The remarks were made in response to an invitation that China’s Taiwan Affairs Office spokeswoman Fan Liqing (范麗青) made during a press conference in Beijing yesterday morning.
“We welcome Taiwanese compatriots to participate in memorial activities, and hope people on both sides of the Taiwan Strait can always remember history, cherish the memory of martyrs and rally together through war victory activities,” she said, adding that the victory belongs to “the entire nation.”
Chinese President Xi Jinping (習近平) is to oversee a military parade, reception and evening gala for the anniversary, which is likely to be marked in September, and will invite leaders from major participants in the war, the Chinese Ministry of Foreign Affairs has said, although it has not said which leaders.

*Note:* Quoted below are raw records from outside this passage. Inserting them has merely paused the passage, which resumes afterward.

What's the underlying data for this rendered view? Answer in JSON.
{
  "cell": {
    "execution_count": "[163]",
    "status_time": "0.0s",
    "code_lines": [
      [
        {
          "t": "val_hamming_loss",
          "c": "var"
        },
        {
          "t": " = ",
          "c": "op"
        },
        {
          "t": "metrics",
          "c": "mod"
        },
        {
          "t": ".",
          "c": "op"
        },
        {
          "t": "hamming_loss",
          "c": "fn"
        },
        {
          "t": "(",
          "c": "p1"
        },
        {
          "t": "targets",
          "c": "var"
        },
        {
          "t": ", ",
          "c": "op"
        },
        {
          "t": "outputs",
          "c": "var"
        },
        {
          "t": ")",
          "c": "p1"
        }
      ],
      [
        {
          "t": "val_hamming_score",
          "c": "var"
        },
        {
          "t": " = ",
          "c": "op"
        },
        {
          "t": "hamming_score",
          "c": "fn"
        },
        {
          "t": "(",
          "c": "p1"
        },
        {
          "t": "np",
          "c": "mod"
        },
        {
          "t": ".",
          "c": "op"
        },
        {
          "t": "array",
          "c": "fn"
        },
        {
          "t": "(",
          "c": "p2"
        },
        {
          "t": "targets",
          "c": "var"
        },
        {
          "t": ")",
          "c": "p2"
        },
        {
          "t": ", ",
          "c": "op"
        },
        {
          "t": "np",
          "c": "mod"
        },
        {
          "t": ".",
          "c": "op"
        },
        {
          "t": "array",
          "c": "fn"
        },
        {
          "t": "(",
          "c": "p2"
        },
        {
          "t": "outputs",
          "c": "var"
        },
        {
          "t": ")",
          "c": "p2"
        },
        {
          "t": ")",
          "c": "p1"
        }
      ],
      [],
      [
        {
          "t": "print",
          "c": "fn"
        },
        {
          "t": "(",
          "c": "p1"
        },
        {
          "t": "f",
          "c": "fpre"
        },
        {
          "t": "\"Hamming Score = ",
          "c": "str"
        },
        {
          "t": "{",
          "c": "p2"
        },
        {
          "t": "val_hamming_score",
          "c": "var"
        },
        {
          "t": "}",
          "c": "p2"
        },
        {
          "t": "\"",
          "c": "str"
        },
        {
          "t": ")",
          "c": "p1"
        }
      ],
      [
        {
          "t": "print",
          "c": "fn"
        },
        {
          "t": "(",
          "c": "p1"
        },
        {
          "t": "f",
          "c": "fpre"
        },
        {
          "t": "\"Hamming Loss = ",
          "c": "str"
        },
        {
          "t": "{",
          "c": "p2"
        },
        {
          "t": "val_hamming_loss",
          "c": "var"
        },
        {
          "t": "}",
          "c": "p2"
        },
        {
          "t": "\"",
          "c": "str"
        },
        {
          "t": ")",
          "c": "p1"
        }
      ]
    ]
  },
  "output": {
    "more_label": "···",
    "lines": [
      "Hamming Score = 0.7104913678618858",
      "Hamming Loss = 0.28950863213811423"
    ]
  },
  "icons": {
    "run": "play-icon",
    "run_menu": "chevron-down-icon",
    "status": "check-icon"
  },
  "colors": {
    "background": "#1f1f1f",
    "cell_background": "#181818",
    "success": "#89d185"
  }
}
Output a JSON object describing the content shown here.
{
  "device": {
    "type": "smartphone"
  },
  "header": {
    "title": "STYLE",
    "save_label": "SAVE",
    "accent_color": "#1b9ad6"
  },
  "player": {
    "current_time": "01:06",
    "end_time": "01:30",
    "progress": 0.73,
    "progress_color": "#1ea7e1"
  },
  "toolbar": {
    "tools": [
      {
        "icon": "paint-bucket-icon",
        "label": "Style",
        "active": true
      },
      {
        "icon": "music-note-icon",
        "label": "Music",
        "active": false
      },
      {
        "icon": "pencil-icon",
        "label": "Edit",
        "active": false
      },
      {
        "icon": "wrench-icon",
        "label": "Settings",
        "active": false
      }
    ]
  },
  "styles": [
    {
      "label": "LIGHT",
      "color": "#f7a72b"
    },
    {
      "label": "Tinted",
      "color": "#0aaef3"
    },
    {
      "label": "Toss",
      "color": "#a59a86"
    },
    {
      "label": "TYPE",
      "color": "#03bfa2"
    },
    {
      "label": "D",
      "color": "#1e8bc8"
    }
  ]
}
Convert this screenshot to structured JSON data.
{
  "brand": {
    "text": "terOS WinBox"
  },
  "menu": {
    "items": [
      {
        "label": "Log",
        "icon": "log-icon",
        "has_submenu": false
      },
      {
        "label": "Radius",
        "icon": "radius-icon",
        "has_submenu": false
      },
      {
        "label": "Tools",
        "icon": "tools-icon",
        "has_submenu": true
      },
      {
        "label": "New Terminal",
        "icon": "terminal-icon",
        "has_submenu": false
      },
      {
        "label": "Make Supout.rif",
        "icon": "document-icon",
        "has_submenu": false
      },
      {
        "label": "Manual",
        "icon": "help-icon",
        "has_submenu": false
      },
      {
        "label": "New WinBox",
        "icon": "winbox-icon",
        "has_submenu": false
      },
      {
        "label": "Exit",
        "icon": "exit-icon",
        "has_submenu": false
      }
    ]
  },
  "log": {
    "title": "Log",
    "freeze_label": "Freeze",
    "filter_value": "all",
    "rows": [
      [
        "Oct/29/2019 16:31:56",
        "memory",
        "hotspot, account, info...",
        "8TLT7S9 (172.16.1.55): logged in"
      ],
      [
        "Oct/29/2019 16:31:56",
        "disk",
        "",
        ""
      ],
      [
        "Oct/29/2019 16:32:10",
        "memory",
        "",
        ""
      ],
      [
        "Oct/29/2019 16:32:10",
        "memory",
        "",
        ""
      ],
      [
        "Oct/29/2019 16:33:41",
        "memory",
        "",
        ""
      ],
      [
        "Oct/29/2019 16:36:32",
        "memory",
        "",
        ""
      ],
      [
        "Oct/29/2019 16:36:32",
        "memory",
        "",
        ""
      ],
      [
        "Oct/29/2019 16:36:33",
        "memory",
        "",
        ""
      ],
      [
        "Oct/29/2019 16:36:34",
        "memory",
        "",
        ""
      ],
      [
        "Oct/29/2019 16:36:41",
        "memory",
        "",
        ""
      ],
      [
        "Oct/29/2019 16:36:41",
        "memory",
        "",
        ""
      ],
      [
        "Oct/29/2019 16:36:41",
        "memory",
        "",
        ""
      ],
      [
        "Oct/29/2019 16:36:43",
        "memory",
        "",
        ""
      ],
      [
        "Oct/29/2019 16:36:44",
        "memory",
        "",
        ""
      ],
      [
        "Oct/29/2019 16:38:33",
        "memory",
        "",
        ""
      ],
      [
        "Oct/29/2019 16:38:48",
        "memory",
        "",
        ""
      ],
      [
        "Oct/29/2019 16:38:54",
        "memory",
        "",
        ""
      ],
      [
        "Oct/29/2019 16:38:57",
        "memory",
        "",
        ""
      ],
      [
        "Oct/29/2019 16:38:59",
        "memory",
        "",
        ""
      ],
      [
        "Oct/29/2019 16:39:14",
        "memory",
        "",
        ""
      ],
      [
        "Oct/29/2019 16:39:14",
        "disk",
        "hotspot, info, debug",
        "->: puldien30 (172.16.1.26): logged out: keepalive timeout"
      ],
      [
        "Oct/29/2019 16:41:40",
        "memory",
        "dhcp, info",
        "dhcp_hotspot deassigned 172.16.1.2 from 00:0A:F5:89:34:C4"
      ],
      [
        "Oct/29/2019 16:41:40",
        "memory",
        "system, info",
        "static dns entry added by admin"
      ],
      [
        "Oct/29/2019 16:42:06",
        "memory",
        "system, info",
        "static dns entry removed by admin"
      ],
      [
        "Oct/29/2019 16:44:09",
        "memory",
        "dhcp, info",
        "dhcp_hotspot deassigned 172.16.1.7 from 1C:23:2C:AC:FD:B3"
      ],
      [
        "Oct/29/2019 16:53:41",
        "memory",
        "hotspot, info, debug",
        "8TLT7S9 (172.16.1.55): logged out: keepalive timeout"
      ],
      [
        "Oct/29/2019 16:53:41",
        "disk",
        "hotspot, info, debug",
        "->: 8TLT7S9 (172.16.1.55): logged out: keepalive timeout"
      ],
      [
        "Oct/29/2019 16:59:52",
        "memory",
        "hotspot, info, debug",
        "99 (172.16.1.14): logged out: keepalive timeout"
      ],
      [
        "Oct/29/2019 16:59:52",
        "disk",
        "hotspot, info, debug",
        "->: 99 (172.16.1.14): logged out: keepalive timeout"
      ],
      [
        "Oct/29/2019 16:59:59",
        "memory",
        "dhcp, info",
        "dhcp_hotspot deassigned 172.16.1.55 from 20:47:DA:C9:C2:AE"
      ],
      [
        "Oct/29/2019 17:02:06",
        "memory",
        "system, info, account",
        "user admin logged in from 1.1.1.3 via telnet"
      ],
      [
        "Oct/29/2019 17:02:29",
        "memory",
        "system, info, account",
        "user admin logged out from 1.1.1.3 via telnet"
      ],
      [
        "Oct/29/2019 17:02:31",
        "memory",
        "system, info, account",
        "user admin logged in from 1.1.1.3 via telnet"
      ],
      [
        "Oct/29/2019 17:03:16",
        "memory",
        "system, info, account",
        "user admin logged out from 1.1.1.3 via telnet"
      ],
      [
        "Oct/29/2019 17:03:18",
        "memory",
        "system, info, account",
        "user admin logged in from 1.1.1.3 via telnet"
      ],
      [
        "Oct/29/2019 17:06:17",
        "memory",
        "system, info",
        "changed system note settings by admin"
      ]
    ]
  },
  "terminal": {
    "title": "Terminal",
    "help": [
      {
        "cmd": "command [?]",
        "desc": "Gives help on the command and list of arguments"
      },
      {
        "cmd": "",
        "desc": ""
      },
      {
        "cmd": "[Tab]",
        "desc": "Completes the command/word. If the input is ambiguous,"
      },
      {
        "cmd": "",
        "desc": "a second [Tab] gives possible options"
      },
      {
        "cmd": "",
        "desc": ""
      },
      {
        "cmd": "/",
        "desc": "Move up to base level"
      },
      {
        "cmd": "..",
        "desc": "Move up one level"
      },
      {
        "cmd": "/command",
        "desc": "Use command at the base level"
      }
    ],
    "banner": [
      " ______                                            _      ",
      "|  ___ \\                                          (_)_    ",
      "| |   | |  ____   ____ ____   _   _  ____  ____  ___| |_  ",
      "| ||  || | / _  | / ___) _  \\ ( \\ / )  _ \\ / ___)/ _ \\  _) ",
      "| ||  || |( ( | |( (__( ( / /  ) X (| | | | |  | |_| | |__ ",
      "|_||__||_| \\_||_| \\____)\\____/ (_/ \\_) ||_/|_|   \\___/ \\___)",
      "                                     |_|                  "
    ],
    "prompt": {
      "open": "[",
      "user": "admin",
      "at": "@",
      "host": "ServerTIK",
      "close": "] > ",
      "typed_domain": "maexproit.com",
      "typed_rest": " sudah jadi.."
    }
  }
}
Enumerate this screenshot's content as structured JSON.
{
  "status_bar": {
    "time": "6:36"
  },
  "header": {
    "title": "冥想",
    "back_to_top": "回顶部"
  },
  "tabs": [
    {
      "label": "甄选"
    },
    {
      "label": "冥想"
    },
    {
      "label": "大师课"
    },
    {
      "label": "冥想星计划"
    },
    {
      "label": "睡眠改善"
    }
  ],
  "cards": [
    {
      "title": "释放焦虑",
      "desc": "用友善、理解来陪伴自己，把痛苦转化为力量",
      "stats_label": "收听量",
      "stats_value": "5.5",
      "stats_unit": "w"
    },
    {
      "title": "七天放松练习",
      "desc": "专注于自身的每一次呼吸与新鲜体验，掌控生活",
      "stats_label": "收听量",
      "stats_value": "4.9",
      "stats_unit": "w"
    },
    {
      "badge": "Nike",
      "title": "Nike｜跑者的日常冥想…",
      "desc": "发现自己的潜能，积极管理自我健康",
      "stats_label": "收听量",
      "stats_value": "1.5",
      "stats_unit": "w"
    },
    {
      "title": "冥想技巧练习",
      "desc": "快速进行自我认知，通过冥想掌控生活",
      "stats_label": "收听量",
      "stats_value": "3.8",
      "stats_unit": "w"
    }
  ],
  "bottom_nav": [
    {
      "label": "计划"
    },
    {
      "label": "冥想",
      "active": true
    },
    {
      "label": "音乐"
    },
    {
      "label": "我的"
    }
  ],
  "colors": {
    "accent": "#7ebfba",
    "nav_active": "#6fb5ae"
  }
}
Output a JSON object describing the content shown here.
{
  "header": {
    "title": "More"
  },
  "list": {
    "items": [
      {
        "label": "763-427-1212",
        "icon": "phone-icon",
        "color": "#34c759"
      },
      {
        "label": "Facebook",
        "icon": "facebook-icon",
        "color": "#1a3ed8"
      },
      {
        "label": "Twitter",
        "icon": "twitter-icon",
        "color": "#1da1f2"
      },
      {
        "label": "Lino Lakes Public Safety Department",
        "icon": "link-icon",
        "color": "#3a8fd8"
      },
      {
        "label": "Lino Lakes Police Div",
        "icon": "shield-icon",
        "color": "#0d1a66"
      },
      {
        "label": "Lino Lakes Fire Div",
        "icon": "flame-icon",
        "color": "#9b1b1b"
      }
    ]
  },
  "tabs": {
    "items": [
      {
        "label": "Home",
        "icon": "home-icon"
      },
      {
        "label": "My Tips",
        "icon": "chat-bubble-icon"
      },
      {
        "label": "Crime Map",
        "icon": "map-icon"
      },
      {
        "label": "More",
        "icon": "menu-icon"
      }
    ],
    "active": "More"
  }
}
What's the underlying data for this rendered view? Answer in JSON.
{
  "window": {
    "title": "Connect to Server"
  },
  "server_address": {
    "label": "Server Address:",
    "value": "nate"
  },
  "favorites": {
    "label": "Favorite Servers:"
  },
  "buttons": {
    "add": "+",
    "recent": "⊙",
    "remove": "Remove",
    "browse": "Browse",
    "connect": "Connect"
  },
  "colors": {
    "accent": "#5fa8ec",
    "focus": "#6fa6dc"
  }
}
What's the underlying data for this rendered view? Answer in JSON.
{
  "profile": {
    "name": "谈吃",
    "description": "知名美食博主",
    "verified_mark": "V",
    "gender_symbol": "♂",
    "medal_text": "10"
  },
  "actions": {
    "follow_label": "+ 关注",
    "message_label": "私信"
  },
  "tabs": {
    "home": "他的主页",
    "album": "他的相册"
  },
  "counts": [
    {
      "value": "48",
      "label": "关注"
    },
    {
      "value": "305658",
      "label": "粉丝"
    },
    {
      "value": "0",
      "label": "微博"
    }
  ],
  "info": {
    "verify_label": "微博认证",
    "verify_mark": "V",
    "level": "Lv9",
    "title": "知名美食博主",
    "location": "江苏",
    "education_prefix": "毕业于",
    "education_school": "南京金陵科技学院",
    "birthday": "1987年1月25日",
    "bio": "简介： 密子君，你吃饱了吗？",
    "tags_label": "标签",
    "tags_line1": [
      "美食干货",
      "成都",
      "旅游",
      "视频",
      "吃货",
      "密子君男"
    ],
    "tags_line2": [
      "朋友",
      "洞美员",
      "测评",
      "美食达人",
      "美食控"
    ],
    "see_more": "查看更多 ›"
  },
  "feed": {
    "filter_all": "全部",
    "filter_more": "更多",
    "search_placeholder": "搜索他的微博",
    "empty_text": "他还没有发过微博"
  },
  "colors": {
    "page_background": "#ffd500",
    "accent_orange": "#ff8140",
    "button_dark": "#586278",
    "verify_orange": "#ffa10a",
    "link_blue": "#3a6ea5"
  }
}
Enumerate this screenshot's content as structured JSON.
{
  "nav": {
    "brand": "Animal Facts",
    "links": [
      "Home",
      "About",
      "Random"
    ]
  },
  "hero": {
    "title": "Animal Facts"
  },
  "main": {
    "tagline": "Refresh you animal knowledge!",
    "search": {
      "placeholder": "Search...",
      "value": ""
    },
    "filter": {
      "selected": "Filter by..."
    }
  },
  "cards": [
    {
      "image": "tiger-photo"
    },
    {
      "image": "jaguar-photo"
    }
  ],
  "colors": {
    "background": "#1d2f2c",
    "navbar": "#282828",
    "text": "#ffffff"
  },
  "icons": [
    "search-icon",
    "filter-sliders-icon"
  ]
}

China is also to hold a series of events this year to mark the end of Japanese colonial rule over Taiwan, Fan added, without providing details.
NO CONNECTION: Centers for Disease Control Deputy Director-General Chuang Jen-hsiang said the CECC has linked no deaths so far to the AstraZeneca vaccine Eleven people in the nation have died after receiving the AstraZeneca COVID-19 vaccine, the Central Epidemic Command Center (CECC) said yesterday, but the deaths should not deter older people with chronic health conditions from getting vaccinated. Nine of the deaths — people aged 65 to 97 — took place three hours to one day after the AstraZeneca vaccine was given, the center said, while eight of the 11 deaths were people aged 75 or older, most of whom had chronic health conditions. On Wednesday, the center said that 12 more people — seven women and five men aged 42 to 97 at
HELPING HAND: Vaccine eligibility can likely be widened to cover pregnant women now that the nation has more vaccine doses than it planned for, Chen Shih-chung said Taiwan yesterday received a shipment of 2.5 million COVID-19 vaccine doses donated by the US, obtaining its largest single batch of vaccines since the COVID-19 pandemic began early last year. A cargo plane of Taiwanese national carrier China Airlines Ltd (中華航空) carrying the Moderna Inc vaccines landed at Taiwan Taoyuan International Airport at about 4:30pm, after leaving Memphis, Tennessee, early on Saturday, US time. Minister of Health and Welfare Chen Shih-chung (陳時中) and American Institute in Taiwan Director Brent Christensen were at the airport to welcome the plane. The vaccines were transported to a cold chain logistics center, where they would be inspected
‘NO STRINGS ATTACHED’: The US is donating the shots without any political or economic conditions, and with the singular aim of saving lives, a senior US official said The US was yesterday to ship 2.5 million COVID-19 vaccine doses to Taiwan, a senior US administration official told Reuters, more than tripling Washington’s previous allocation of shots for the nation. Washington, competing with Beijing to deepen geopolitical clout through so-called “vaccine diplomacy,” had initially promised to donate 750,000 doses to Taiwan, but is increasing that number as US President Joe Biden’s administration advances its pledge to send 80 million US-made shots around the world. The 2.5 million donated doses of the Moderna Inc vaccine would leave Memphis, Tennessee, on a flight belonging to Taiwan’s national carrier, China Airlines Ltd (中華航空), early
VULNERABLE: The CECC has been moving older infected people or those with underlying health conditions, who were in isolation, to hospitals for better health monitoring The Central Epidemic Command Center (CECC) yesterday reported 75 locally transmitted COVID-19 infections, the lowest daily count since the nationwide level 3 alert was issued last month. Minister of Health and Welfare Chen Shih-chung (陳時中), who heads the center, said the 75 local infections are 35 males and 40 females, aged from under five to over 80, and they began experiencing symptoms between June 8 and Sunday. New Taipei City reported 38 cases, followed by Taipei with 22, Taoyuan with five, Miaoli County with three, Keelung and Taichung with two each, and Kaohsiung, Yunlin County and Changhua County with one each, CECC